───── Entries provided ─────

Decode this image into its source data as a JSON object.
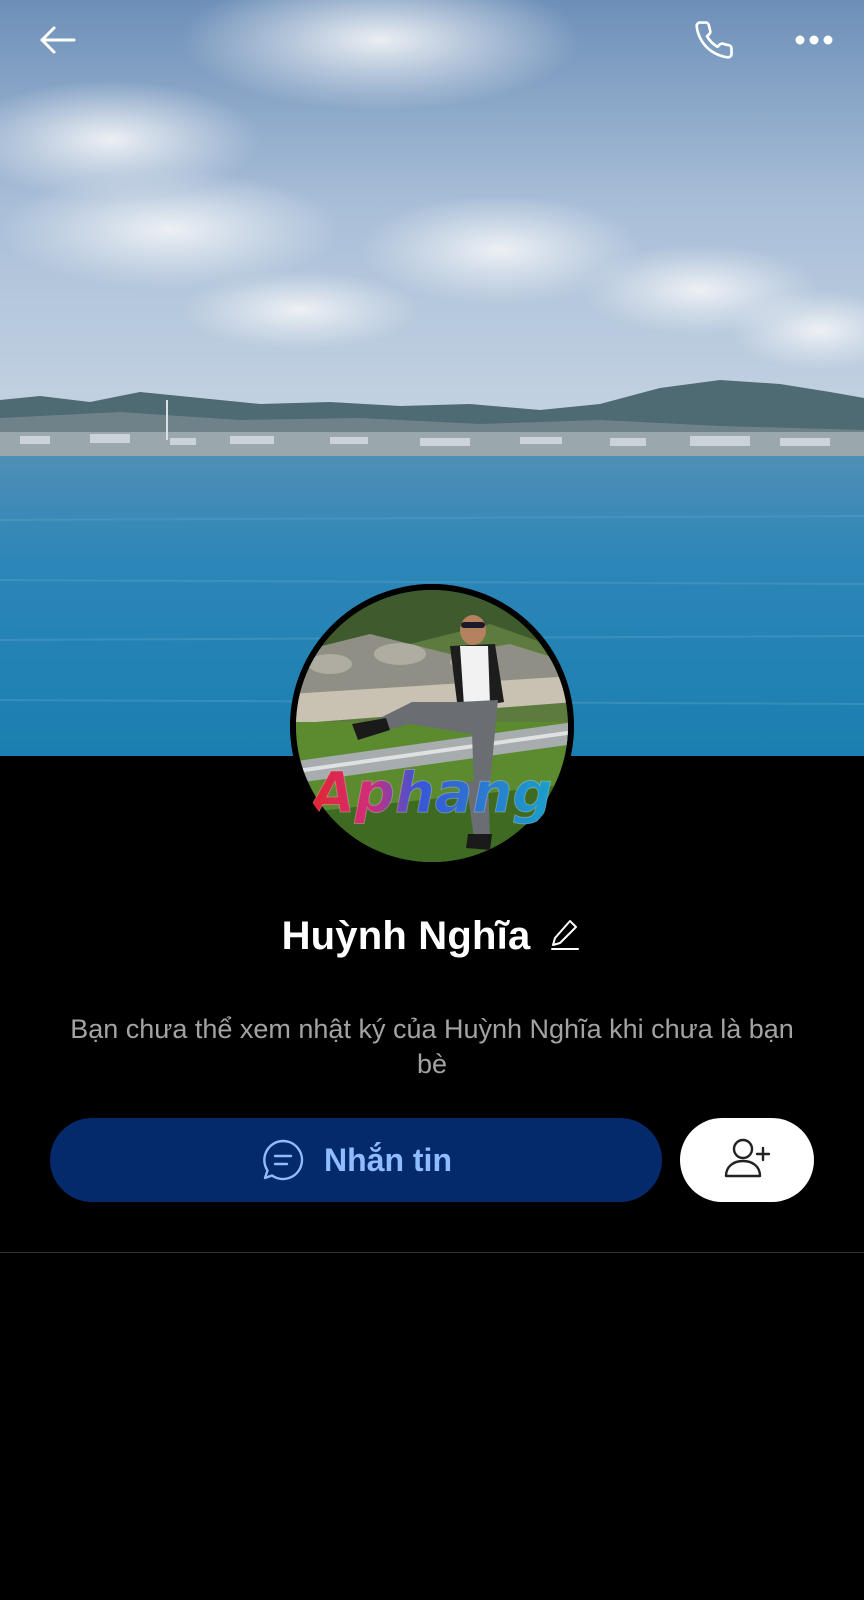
{
  "header": {
    "icons": {
      "back": "arrow-left-icon",
      "call": "phone-icon",
      "more": "more-horizontal-icon"
    }
  },
  "profile": {
    "name": "Huỳnh Nghĩa",
    "watermark": "Aphang",
    "notice": "Bạn chưa thể xem nhật ký của Huỳnh Nghĩa khi chưa là bạn bè"
  },
  "actions": {
    "message_label": "Nhắn tin",
    "message_icon": "chat-bubble-icon",
    "add_friend_icon": "add-user-icon"
  },
  "colors": {
    "background": "#000000",
    "message_button_bg": "#052a6b",
    "message_button_text": "#8fbcff",
    "notice_text": "#a3a3a3"
  }
}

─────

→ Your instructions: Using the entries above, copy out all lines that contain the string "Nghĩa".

→ Response to the exercise:
    "name": "Huỳnh Nghĩa",
    "notice": "Bạn chưa thể xem nhật ký của Huỳnh Nghĩa khi chưa là bạn bè"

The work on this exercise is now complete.